See the show tonight
And there’s a light on
(Lyrics from The Red Hot Chili Peppers – By the Way)
Verses, words that many of us know, words that came to my mind that late afternoon when nobody-knows-how many students, professors, people of the McGill community waited for hours before listening to Edward Snowden. I was among them and I strongly believe that GradLife should have a page about this event, about his words.
First of all, I should thank Edward Snowden for talking to us.
Second, for McGill giving us the opportunity to listen to him.
As Snowden says, surveillance is one of the problems that troubles the contemporary world, where technology is involved in the power relations between governments and citizens. If we know anything about these agencies’ exploitation of their own power, it is thanks to Snowden and the other ‘whistleblowers’ who preceded him inspiring his choice. Although I will likely sound very banal, I want to stress the significance of this choice: to radically change your own life because of a moral belief, an ethical choice whose strength many of us should embrace (or should have embraced). I do not want to repeat the opinion of many that described, with words or images, Snowden’s life. I want to add mine and my reaction to some of the words that closed his speech.
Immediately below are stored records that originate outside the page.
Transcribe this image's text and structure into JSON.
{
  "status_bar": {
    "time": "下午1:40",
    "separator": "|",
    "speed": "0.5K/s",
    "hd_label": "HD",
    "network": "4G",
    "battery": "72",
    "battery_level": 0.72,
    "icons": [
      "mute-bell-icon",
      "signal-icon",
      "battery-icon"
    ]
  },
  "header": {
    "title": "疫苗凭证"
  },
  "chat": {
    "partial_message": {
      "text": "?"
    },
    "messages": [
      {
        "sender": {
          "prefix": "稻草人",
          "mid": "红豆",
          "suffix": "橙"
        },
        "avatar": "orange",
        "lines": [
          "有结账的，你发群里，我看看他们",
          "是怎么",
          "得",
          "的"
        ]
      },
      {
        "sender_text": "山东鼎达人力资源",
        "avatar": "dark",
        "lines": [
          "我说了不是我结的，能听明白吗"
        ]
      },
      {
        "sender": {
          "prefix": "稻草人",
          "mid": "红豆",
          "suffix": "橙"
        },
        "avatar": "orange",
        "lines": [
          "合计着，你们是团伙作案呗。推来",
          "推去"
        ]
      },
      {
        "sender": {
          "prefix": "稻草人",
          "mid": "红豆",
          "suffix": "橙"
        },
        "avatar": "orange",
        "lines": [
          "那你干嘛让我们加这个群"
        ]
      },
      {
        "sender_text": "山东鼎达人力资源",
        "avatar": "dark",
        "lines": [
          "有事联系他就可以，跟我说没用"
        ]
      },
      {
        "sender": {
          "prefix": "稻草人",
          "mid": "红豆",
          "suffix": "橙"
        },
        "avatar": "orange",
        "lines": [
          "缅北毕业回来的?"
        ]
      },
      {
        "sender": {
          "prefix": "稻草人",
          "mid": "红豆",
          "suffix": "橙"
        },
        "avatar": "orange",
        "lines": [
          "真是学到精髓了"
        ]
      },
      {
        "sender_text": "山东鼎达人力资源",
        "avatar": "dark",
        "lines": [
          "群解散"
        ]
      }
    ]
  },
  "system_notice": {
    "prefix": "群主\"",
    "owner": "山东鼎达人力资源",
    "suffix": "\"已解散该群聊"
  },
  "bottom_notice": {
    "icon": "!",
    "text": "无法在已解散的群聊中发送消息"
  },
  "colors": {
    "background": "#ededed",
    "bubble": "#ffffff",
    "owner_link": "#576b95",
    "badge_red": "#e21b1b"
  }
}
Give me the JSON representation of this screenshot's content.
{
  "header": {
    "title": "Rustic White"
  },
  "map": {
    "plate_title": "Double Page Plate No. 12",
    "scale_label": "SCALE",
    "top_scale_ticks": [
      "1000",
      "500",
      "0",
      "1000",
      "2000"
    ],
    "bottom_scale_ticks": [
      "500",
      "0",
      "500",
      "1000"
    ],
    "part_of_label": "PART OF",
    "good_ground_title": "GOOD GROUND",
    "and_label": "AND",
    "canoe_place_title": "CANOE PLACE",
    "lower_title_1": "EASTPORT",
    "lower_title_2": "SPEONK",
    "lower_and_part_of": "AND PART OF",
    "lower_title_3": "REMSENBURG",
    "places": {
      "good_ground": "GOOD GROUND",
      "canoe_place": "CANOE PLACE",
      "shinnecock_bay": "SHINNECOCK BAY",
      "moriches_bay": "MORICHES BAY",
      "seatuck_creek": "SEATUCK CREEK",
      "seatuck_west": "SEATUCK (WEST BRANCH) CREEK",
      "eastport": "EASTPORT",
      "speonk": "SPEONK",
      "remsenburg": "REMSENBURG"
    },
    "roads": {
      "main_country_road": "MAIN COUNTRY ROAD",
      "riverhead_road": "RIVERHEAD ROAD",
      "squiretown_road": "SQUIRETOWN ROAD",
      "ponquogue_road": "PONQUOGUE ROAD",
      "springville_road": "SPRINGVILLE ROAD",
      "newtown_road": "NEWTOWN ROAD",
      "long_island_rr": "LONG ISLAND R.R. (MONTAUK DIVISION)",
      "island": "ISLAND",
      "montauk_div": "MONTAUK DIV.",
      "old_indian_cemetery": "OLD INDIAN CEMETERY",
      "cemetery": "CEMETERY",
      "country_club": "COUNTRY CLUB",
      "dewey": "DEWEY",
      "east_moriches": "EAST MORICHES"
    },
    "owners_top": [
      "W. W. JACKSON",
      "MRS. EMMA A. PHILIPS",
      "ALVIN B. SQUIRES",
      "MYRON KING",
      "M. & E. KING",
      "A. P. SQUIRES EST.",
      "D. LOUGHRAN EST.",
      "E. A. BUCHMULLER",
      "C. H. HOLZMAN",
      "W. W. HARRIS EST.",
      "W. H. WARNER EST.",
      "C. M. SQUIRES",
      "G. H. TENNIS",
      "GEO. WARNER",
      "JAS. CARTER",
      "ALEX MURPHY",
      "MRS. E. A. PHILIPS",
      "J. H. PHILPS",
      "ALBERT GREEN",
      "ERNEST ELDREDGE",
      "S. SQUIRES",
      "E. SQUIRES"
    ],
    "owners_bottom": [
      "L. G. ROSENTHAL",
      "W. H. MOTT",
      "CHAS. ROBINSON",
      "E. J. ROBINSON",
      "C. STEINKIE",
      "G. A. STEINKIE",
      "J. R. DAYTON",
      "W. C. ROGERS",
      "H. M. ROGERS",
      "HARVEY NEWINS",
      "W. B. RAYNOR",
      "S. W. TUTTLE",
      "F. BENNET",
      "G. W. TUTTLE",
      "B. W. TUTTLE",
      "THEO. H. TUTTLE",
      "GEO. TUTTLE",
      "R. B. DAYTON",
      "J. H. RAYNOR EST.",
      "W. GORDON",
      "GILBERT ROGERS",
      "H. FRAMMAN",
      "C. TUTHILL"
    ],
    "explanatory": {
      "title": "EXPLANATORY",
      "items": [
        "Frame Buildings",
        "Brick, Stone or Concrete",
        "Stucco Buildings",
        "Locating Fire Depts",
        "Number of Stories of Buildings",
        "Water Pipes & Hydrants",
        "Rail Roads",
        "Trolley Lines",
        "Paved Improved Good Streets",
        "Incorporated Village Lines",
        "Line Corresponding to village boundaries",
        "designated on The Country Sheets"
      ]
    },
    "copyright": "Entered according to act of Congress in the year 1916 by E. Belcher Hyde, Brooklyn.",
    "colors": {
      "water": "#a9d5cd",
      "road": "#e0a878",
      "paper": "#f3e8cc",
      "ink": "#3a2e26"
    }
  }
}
At the end of his dialogue with McGill, Snowden talked specifically about privacy and private property. And I heard him saying that privacy is “the basis from which other rights derive their meaning…the right to the self”, something equivalent to private property, that is “the ability to have something for yourself, whether it’s a home, whether it’s a car, whether it’s a pencil, whether it is an idea, whether it is a belief.” Then, I thought that I was missing something, as if, suddenly, the social system in which I live in now is the only one in which human beings can exist as selves and individuals.
Well, I hope not.
From that night on , I have kept thinking about this association between privacy, private property and human beings individuality. In the past, many human communities existed without even knowing the concept of private property. And the example comes right from this continent, where Native American populations lived sharing all they needed within their own community.
Yes, the present is not the past. Yet, I told myself that there are many communities in the world where the word privacy does not exist, let alone private property. In Italy, where I am from, groups of people gathered and found the way to undermine private property relations from inside the capitalist system itself, buying large areas of land to live in it and share its products. Nomadelfia and Urupia are just two examples, but in different parts of the country this form of association helped the locals to protect the environment from being exploited.
Questions naturally arise.
Shall I define my identity and my right to exist only in terms of privacy and private property? Is the right to own a car equivalent to owning an idea? I disagree. I think that what Snowden said is very important. Everyone should remember this. However, we need to remember that the Western social system, in which we were born and live, is just an example of how human beings relate to their own mates, to the environment and those who live in it. How would you explain to a tree the importance of private property?
I don’t want to be misunderstood. I am not writing a political discourse. Yet, if we want to build a fairer relationship with the environment and other beings that populate this world, then concepts like privacy and private property, children of a too contemporary and individualist Western thought, should be redefined towards something more inclusive and aware that our freedom ends where the other’s freedom begins.
Banner Image by McGill GradLife Instagrammer @digitalpigeons// @gradlifemcgill